## ABOUT THIS EXERCISE:
Make an exact copy of the lines from the one containing "Output a JSON" through the end of the material, including both ends but no pictures.

## TASK INPUTS:
· · ·
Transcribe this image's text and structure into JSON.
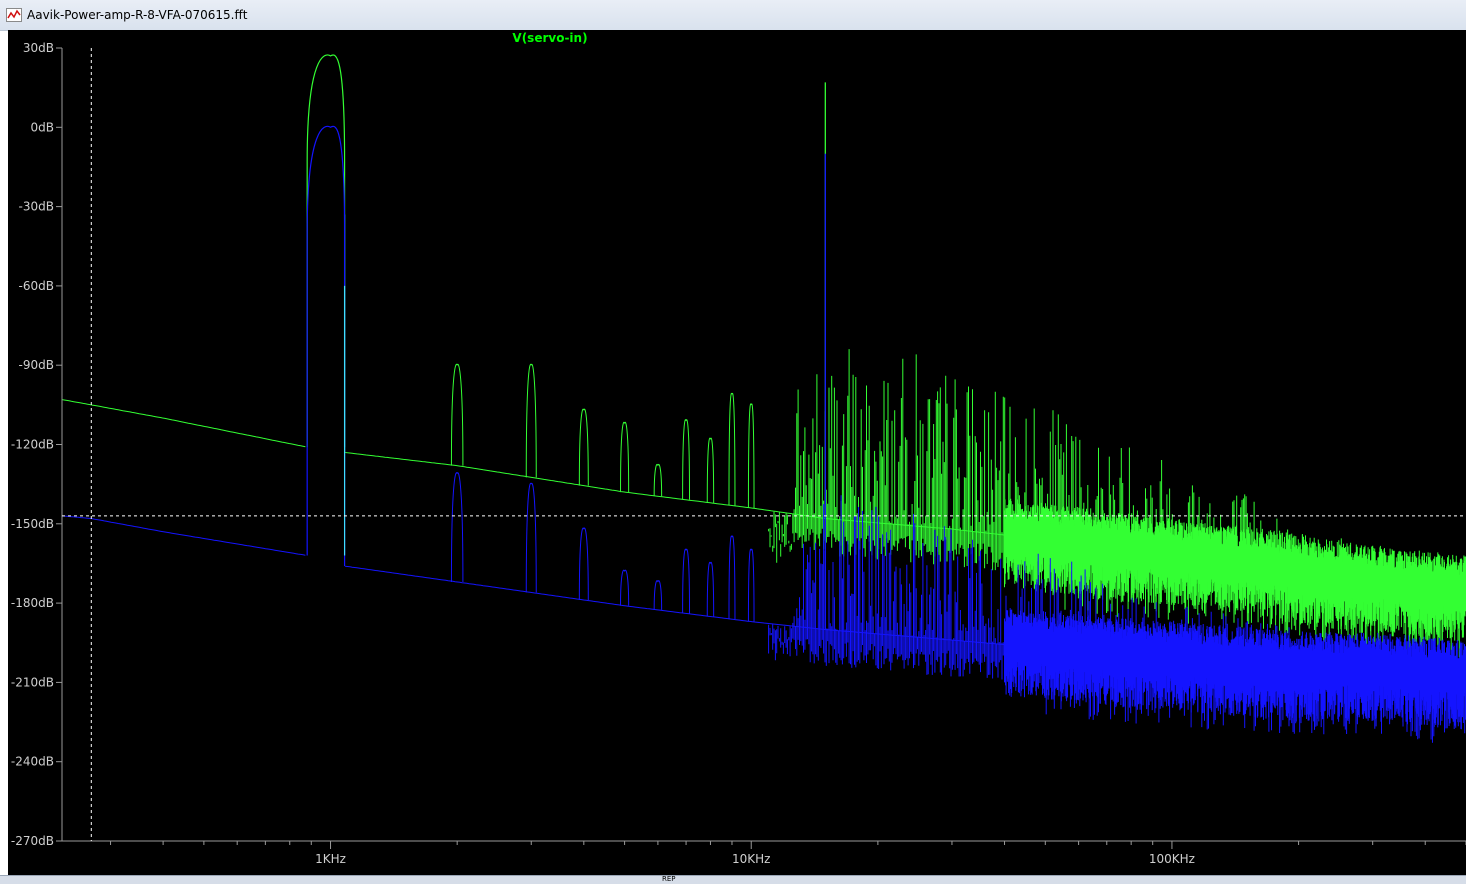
{
  "window": {
    "title": "Aavik-Power-amp-R-8-VFA-070615.fft"
  },
  "status_bar": {
    "fragment": "REP"
  },
  "chart_data": {
    "type": "line",
    "title": "V(servo-in)",
    "xlabel": "",
    "ylabel": "",
    "x_scale": "log",
    "xlim_hz": [
      230,
      500000
    ],
    "ylim_db": [
      -270,
      30
    ],
    "x_ticks": [
      {
        "value": 1000,
        "label": "1KHz"
      },
      {
        "value": 10000,
        "label": "10KHz"
      },
      {
        "value": 100000,
        "label": "100KHz"
      }
    ],
    "y_ticks": [
      {
        "value": 30,
        "label": "30dB"
      },
      {
        "value": 0,
        "label": "0dB"
      },
      {
        "value": -30,
        "label": "-30dB"
      },
      {
        "value": -60,
        "label": "-60dB"
      },
      {
        "value": -90,
        "label": "-90dB"
      },
      {
        "value": -120,
        "label": "-120dB"
      },
      {
        "value": -150,
        "label": "-150dB"
      },
      {
        "value": -180,
        "label": "-180dB"
      },
      {
        "value": -210,
        "label": "-210dB"
      },
      {
        "value": -240,
        "label": "-240dB"
      },
      {
        "value": -270,
        "label": "-270dB"
      }
    ],
    "cursor": {
      "x_hz": 270,
      "y_db": -147
    },
    "colors": {
      "background": "#000000",
      "axis": "#9a9a9a",
      "label": "#cfcfcf",
      "title": "#00ff00",
      "green": "#33ff33",
      "blue": "#1414ff",
      "cyan": "#40e0ff",
      "cursor": "#ffffff"
    },
    "series": [
      {
        "color": "green",
        "baseline": [
          [
            230,
            -103
          ],
          [
            270,
            -105
          ],
          [
            400,
            -110
          ],
          [
            880,
            -121
          ],
          [
            1080,
            -123
          ],
          [
            2000,
            -128
          ],
          [
            5000,
            -138
          ],
          [
            10000,
            -144
          ],
          [
            15000,
            -148
          ],
          [
            30000,
            -152
          ],
          [
            50000,
            -156
          ],
          [
            80000,
            -160
          ],
          [
            100000,
            -162
          ],
          [
            150000,
            -165
          ],
          [
            200000,
            -168
          ],
          [
            300000,
            -172
          ],
          [
            500000,
            -176
          ]
        ],
        "fundamental": {
          "hz": 1000,
          "peak_db": 27,
          "edges_db": -121,
          "width_hz": [
            880,
            1080
          ]
        },
        "harmonics_db": [
          [
            2000,
            -90
          ],
          [
            3000,
            -90
          ],
          [
            4000,
            -107
          ],
          [
            5000,
            -112
          ],
          [
            6000,
            -128
          ],
          [
            7000,
            -111
          ],
          [
            8000,
            -118
          ],
          [
            9000,
            -101
          ],
          [
            10000,
            -105
          ]
        ],
        "spur": {
          "hz": 15000,
          "peak_db": 17
        },
        "spikes_upper_db": [
          [
            12500,
            -94
          ],
          [
            13000,
            -85
          ],
          [
            14000,
            -88
          ],
          [
            16000,
            -77
          ],
          [
            17000,
            -76
          ],
          [
            18500,
            -90
          ],
          [
            20000,
            -82
          ],
          [
            22000,
            -88
          ],
          [
            25000,
            -83
          ],
          [
            28000,
            -92
          ],
          [
            30000,
            -86
          ],
          [
            33000,
            -91
          ],
          [
            36000,
            -95
          ],
          [
            40000,
            -102
          ],
          [
            45000,
            -98
          ],
          [
            50000,
            -108
          ],
          [
            55000,
            -105
          ],
          [
            60000,
            -110
          ],
          [
            70000,
            -117
          ],
          [
            80000,
            -115
          ],
          [
            90000,
            -120
          ],
          [
            100000,
            -123
          ],
          [
            120000,
            -128
          ],
          [
            150000,
            -137
          ],
          [
            180000,
            -145
          ],
          [
            200000,
            -150
          ],
          [
            260000,
            -156
          ],
          [
            300000,
            -160
          ],
          [
            400000,
            -164
          ],
          [
            500000,
            -165
          ]
        ]
      },
      {
        "color": "blue",
        "baseline": [
          [
            230,
            -147
          ],
          [
            270,
            -148
          ],
          [
            400,
            -153
          ],
          [
            880,
            -162
          ],
          [
            1080,
            -166
          ],
          [
            2000,
            -172
          ],
          [
            5000,
            -181
          ],
          [
            10000,
            -187
          ],
          [
            15000,
            -190
          ],
          [
            30000,
            -194
          ],
          [
            50000,
            -197
          ],
          [
            80000,
            -200
          ],
          [
            100000,
            -201
          ],
          [
            150000,
            -203
          ],
          [
            200000,
            -205
          ],
          [
            300000,
            -205
          ],
          [
            500000,
            -208
          ]
        ],
        "fundamental": {
          "hz": 1000,
          "peak_db": 0,
          "edges_db": -162,
          "width_hz": [
            880,
            1080
          ]
        },
        "harmonics_db": [
          [
            2000,
            -131
          ],
          [
            3000,
            -135
          ],
          [
            4000,
            -152
          ],
          [
            5000,
            -168
          ],
          [
            6000,
            -172
          ],
          [
            7000,
            -160
          ],
          [
            8000,
            -165
          ],
          [
            9000,
            -155
          ],
          [
            10000,
            -160
          ]
        ],
        "spur": {
          "hz": 15000,
          "peak_db": -10
        },
        "spikes_upper_db": [
          [
            12500,
            -150
          ],
          [
            13000,
            -145
          ],
          [
            14000,
            -140
          ],
          [
            16000,
            -130
          ],
          [
            17000,
            -135
          ],
          [
            18500,
            -145
          ],
          [
            20000,
            -140
          ],
          [
            22000,
            -148
          ],
          [
            25000,
            -145
          ],
          [
            28000,
            -150
          ],
          [
            30000,
            -148
          ],
          [
            33000,
            -152
          ],
          [
            36000,
            -155
          ],
          [
            40000,
            -158
          ],
          [
            50000,
            -160
          ],
          [
            60000,
            -165
          ],
          [
            70000,
            -170
          ],
          [
            80000,
            -175
          ],
          [
            100000,
            -180
          ],
          [
            150000,
            -185
          ],
          [
            200000,
            -190
          ],
          [
            300000,
            -193
          ],
          [
            500000,
            -195
          ]
        ]
      }
    ]
  }
}
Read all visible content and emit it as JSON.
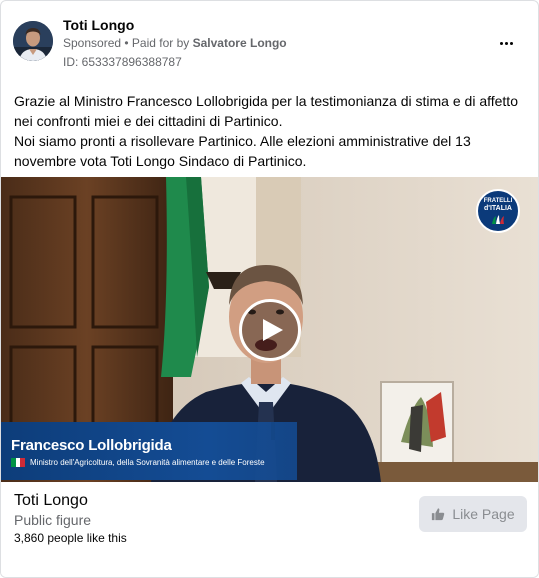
{
  "post": {
    "page_name": "Toti Longo",
    "sponsored_label": "Sponsored",
    "separator": " • ",
    "paid_for_by_label": "Paid for by ",
    "payer": "Salvatore Longo",
    "ad_id": "ID: 653337896388787",
    "more_icon": "more-horizontal-icon",
    "text_lines": [
      "Grazie al Ministro Francesco Lollobrigida per la testimonianza di stima e di affetto nei confronti miei e dei cittadini di Partinico.",
      "Noi siamo pronti a risollevare Partinico. Alle elezioni amministrative del 13 novembre vota Toti Longo Sindaco di Partinico."
    ]
  },
  "video": {
    "play_icon": "play-icon",
    "logo": {
      "line1": "FRATELLI",
      "line2": "d'ITALIA"
    },
    "caption_name": "Francesco Lollobrigida",
    "caption_role": "Ministro dell'Agricoltura, della Sovranità alimentare e delle Foreste",
    "flag_colors": [
      "#009246",
      "#ffffff",
      "#ce2b37"
    ],
    "caption_bg": "#144c94"
  },
  "footer": {
    "page_name": "Toti Longo",
    "category": "Public figure",
    "likes": "3,860 people like this",
    "like_button_label": "Like Page",
    "like_icon": "thumbs-up-icon"
  },
  "colors": {
    "text_primary": "#050505",
    "text_secondary": "#65676b",
    "button_bg": "#e4e6eb",
    "button_text": "#8a8d91"
  }
}
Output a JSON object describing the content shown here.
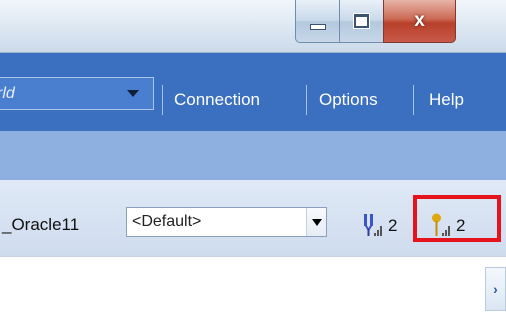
{
  "window": {
    "minimize_icon": "minimize-icon",
    "maximize_icon": "maximize-icon",
    "close_label": "x"
  },
  "menubar": {
    "database_combo": {
      "value": "rld"
    },
    "items": [
      {
        "label": "Connection"
      },
      {
        "label": "Options"
      },
      {
        "label": "Help"
      }
    ]
  },
  "status": {
    "connection_name": "_Oracle11",
    "schema_select": {
      "value": "<Default>"
    },
    "connections": [
      {
        "icon": "blue-signal-icon",
        "count": "2",
        "color": "#3a55c8"
      },
      {
        "icon": "yellow-signal-icon",
        "count": "2",
        "color": "#e0a80e"
      }
    ]
  },
  "colors": {
    "menubar": "#3b6fbf",
    "band": "#8eb0e0",
    "highlight": "#e5141c"
  }
}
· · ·
## RESPONSE BELOW:
Output a JSON object describing the content shown here.
{
  "window": {
    "minimize_icon": "minimize-icon",
    "maximize_icon": "maximize-icon",
    "close_label": "x"
  },
  "menubar": {
    "database_combo": {
      "value": "rld"
    },
    "items": [
      {
        "label": "Connection"
      },
      {
        "label": "Options"
      },
      {
        "label": "Help"
      }
    ]
  },
  "status": {
    "connection_name": "_Oracle11",
    "schema_select": {
      "value": "<Default>"
    },
    "connections": [
      {
        "icon": "blue-signal-icon",
        "count": "2",
        "color": "#3a55c8"
      },
      {
        "icon": "yellow-signal-icon",
        "count": "2",
        "color": "#e0a80e"
      }
    ]
  },
  "colors": {
    "menubar": "#3b6fbf",
    "band": "#8eb0e0",
    "highlight": "#e5141c"
  }
}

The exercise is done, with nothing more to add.